One such tale that did the rounds a few years ago took place at Friston Park, in East Sussex. The sighting occurred near Newhaven on November 18th, 2002, at 2:30 am, as a Phil Hayman had parked his lorry up to stretch his legs when he spotted a large figure in the woods. The form was illuminated by a red light situated on a forestry machine in the woods. Mr Hayman was unsettled by the presence and hurried back to his cab but still had time to shine his torch at the being as it rushed off into the darkness. Phil claimed that the creature wasn’t human because he saw no skin colour reflected in the flashlight beam, and suggested it may have been covered in hair for it was dull in colour.

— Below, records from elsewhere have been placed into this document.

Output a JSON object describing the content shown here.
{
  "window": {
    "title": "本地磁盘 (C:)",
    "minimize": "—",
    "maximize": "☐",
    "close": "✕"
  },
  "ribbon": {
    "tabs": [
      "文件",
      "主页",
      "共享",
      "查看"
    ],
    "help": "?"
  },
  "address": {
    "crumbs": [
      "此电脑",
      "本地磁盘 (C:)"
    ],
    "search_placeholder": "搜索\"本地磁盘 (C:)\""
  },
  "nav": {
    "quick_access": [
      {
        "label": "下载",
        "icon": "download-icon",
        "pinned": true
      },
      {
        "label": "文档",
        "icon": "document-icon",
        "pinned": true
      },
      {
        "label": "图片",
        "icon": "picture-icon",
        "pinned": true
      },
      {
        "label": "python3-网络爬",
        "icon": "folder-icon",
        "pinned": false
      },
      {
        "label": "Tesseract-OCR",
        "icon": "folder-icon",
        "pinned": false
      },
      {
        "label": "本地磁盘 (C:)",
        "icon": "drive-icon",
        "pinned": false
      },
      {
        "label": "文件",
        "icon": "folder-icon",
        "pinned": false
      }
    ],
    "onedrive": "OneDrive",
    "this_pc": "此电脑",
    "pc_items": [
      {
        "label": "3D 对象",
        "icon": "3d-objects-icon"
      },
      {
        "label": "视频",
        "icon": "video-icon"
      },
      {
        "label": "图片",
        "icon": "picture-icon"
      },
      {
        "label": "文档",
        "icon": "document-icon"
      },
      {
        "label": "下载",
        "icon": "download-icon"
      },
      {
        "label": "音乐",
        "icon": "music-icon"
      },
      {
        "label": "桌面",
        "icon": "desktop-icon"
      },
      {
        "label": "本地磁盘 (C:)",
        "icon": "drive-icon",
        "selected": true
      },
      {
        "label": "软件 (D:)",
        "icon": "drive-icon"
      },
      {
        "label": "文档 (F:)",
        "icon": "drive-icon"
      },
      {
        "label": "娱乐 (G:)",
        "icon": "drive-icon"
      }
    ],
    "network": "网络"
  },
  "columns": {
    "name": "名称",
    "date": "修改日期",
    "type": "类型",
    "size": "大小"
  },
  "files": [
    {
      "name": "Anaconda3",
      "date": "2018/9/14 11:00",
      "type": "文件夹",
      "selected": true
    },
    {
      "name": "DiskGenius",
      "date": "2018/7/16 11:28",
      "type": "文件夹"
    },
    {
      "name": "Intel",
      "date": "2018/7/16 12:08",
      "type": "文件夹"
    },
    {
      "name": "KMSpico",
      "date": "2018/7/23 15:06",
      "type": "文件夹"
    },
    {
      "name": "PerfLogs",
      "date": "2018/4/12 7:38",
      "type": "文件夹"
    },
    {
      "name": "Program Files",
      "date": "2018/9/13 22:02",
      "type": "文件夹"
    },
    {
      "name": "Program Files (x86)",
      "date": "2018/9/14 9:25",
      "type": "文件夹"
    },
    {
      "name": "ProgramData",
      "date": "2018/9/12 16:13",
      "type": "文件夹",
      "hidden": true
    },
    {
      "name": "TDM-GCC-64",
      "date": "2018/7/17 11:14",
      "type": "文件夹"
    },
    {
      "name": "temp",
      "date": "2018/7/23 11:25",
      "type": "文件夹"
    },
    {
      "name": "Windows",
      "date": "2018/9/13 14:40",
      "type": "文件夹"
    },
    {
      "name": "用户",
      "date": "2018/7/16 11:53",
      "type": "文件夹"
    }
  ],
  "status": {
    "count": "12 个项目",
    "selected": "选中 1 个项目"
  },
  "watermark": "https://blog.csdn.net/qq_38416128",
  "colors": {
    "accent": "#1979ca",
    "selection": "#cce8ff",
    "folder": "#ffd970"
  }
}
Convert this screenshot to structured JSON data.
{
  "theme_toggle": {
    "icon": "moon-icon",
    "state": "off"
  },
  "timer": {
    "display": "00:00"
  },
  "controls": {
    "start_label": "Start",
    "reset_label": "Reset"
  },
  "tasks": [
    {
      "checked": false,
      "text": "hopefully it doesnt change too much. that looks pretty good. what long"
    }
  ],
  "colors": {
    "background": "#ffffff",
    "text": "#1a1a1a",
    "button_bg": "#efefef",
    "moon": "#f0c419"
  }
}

The above report probably doesn’t prove that an unknown bipedal creature haunts Sussex woodlands, but the following encounter is one that will make you think again!

In the summer of 1948 E.J.A. Reynolds, a young boy, had a bizarre encounter whilst setting rabbit traps in a wooded area of Horsham. Whilst he was hiding in the undergrowth and keeping watch on the traps, a small man no more than two feet in height appeared a few yards away from the thicket. The being was covered in hair except for its face. Its nose was pointed and it had incredibly long arms. It did not notice the terrified youngster. The figure then turned and headed back into the woods. Even weirder, the youngster claimed to have seen the creature again a few days later. He was travelling on a bus in the area and noticed the hairy being walking across the lawn of a large garden.

DALE DRINNON: Leopard Seal Comparison

Following on from Lindsay's post of yesterday:

Here's the stuff: my comment would be that the one particular seal shown in the close-up seems to have the type of eye that the witness described (the iris is greenish here, but perhaps more of a hazel colouring), the back end of the head seems to have that squared-off look and in the drawing there seems to be a distinction of the part immediately below the head, corresponding to the seal's actual neck, and then the lower, curved part of the neck, which would correspond to the seal's body. I don't think that the witness would have had a good view of the lower part or how high it would have been emerged from the water. The seal does press its flippers very tightly to the sides on occasion, and the seal with the open mouth shows this.

Leopard seals are very dangerous and they regularly attack and kill penguins the size of a large child: there are cases on record of them killing human beings.

Not that I am saying that this particular beast was necessarily a leopard seal exactly, it could have been a different but similar species. But the resemblance is striking.



Well, Oliver is away with his girlfriend. He left us the following information:

On this day in 1965 Ranger 8 was crashed into the moon after completing its mission to photograph possible landing sites for the Apollo missions.

And now, the news:

Hunters may have lit fires next to kiwi
I'm not kidding – goats in Inverness!
Giant fish swam prehistoric seas
Dolphins 'suffer if made to perform'
Giraffe meets meerkat
Warm weather is cold comfort

But he left no pun. So rather than make one up, I am offering an unspecified prize to the best pun featuring the word `Meerkat`


YOUTUBE BLURB: Something I have always called a "salp" but still unsure of the exact taxonomic placement, this creature is one of the strangest Ive encountered on the Great Barrier Reef.